That concept is as revolutionary as the adoption of the personal computer in the early 1980s.
Has your company began to think along those lines? If not, you may already be dying on the vine. Because your product needs to be where the customers are, you need to be flexible enough to be in all those places at the same time.
Enter the API, or Application Programming Interface. An API can programmatically expose as little or much data and functionality that your product contains as you want.
For example, some of the most popular APIs at the moment are: Twitter, Facebook, Google Maps, and Flickr. By making these interfaces available, programmers all around the world are able to “mashup” interesting uses for these services. That’s part of the benefit of an API, your company doesn’t necessarily have to develop the actual clients that consume the interface.
Now just having an API is good, but for real success, bring in the App Stores. Of course at this point, we know Apple iTunes is the 800-pound gorilla with over 185,000 applications available.
If a smartphone manufacturer wants their device to be prosperous, they’ll definitely need to provide an SDK, or software development kit. This is the glue programmers will use to bind your product’s API to the device in question. The top mobile SDKs, in no particular order are: Apple iPhone, webOS for the Palm Pre & Pixi, and Google Android. Currently in the works is the new Windows Phone platform, which Microsoft is using existing developer skills from Silverlight and XNA to create rich phone applications.
For your company’s API to be successful you need to do a lot more than just exposing an endpoint. You need to nurture the developer community around your API by allowing programmers to give their feedback on the state of your service as well as provide communications from your developers on the direction of the API. Also by providing lots of quality documentation and examples in various programming languages you can help the community get a running start with your interface.

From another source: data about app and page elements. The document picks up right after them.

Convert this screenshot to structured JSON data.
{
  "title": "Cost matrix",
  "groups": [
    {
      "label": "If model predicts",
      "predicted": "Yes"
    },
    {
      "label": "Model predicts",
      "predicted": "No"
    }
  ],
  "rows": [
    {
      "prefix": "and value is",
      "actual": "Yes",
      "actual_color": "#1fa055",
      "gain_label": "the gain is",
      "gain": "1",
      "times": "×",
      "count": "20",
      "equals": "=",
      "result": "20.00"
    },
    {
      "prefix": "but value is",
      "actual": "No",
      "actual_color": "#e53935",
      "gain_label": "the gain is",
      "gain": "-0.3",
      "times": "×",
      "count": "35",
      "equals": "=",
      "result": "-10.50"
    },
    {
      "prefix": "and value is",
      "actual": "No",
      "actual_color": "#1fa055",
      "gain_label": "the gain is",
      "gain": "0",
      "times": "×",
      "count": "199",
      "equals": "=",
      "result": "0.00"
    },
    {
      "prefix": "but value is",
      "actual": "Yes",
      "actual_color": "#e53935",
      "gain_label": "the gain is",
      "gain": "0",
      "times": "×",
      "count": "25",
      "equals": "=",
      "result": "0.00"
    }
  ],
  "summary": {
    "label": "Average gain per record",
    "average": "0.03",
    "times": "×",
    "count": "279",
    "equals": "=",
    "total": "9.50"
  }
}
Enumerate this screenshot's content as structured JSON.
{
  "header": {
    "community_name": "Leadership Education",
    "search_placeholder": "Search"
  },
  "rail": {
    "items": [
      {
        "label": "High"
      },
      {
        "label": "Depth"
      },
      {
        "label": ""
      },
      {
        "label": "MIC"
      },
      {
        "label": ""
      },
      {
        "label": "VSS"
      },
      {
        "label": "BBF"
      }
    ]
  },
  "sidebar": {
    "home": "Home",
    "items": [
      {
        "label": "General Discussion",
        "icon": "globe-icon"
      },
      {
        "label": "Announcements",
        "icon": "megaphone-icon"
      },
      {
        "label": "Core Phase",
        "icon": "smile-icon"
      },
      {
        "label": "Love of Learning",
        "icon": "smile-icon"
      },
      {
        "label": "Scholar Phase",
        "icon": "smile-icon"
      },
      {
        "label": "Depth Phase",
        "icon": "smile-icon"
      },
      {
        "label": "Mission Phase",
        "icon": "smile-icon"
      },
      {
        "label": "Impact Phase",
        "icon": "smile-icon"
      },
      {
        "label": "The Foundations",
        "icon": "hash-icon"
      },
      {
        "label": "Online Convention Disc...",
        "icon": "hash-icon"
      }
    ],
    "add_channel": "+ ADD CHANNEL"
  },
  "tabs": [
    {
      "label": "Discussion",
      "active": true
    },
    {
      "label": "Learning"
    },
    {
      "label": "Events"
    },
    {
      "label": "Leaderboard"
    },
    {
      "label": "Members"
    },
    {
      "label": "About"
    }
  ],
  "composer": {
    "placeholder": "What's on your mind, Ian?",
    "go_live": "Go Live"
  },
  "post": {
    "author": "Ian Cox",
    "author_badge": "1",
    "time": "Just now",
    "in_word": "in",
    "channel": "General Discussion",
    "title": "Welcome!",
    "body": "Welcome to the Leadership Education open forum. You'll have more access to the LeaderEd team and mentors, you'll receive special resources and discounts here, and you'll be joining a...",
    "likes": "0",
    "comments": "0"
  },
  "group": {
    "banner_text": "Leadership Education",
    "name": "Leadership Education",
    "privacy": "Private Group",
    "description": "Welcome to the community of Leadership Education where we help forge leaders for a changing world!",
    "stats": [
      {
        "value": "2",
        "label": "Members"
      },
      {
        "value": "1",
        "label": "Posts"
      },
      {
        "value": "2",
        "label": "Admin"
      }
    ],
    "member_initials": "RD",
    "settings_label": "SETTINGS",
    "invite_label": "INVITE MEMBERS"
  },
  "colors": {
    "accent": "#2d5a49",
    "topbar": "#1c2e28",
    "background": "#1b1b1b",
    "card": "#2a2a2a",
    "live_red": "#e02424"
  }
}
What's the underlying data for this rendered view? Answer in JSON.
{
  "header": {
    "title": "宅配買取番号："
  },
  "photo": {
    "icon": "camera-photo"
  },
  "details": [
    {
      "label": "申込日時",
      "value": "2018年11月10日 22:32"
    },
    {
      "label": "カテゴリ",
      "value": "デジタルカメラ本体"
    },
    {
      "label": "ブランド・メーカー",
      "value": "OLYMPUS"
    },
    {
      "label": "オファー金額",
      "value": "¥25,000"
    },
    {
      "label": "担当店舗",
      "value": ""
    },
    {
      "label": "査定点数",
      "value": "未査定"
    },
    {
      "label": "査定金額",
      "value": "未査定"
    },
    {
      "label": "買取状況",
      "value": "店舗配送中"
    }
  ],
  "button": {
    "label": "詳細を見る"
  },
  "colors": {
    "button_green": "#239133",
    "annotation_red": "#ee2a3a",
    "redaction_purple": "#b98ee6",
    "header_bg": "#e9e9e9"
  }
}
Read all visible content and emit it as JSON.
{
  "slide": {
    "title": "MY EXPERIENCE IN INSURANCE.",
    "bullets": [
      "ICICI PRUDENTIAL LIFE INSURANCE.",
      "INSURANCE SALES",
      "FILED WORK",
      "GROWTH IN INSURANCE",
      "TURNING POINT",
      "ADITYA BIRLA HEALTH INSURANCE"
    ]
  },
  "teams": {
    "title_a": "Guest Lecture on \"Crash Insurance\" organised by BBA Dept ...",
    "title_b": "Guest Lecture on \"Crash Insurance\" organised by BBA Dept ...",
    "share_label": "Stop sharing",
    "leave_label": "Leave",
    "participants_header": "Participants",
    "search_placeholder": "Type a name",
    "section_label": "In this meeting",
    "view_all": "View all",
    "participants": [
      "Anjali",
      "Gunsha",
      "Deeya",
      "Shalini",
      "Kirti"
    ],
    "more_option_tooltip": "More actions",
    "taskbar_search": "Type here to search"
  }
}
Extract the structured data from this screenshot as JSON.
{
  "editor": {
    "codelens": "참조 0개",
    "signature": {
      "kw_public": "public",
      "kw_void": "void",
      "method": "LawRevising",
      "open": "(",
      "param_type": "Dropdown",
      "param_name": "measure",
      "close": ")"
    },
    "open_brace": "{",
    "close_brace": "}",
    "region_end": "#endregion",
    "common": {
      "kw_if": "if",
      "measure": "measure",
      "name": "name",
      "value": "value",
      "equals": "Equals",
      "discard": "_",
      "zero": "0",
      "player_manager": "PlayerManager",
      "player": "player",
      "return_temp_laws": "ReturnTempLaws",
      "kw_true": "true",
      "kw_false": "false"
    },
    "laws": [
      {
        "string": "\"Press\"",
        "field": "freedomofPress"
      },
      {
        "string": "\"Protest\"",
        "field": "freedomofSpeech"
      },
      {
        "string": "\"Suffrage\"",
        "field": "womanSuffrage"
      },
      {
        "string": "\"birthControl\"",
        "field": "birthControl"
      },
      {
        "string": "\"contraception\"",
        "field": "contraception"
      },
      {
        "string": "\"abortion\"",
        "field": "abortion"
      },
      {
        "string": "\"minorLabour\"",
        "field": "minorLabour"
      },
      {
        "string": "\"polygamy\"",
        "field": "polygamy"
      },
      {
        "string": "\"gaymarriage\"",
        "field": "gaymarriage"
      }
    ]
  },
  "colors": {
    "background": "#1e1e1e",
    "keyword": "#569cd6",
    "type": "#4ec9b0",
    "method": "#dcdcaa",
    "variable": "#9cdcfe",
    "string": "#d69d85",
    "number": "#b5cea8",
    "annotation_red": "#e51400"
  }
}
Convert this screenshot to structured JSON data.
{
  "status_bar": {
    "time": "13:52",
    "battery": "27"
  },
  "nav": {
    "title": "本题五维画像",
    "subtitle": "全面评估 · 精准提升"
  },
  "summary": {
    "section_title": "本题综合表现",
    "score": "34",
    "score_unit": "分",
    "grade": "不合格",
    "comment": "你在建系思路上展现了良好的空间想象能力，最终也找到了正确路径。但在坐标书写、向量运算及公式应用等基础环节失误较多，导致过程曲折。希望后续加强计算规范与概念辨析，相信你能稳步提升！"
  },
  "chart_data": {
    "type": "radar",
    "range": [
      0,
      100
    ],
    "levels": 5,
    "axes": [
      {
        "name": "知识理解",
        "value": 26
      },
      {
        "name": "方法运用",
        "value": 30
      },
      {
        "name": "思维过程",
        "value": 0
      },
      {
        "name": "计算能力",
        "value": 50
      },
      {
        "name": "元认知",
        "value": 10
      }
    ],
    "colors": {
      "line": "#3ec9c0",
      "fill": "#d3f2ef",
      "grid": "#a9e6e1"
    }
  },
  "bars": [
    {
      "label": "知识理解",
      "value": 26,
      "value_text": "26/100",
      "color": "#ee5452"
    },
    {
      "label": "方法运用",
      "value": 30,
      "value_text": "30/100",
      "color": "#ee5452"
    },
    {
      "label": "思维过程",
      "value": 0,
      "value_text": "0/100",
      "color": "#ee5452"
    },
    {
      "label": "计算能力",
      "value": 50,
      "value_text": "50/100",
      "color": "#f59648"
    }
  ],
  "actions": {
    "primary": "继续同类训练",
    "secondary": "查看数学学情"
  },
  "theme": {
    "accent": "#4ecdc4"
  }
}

Now then, if your mobile offering is lacking, remember these 2 key words for your next high-level meeting: APIs and App Stores!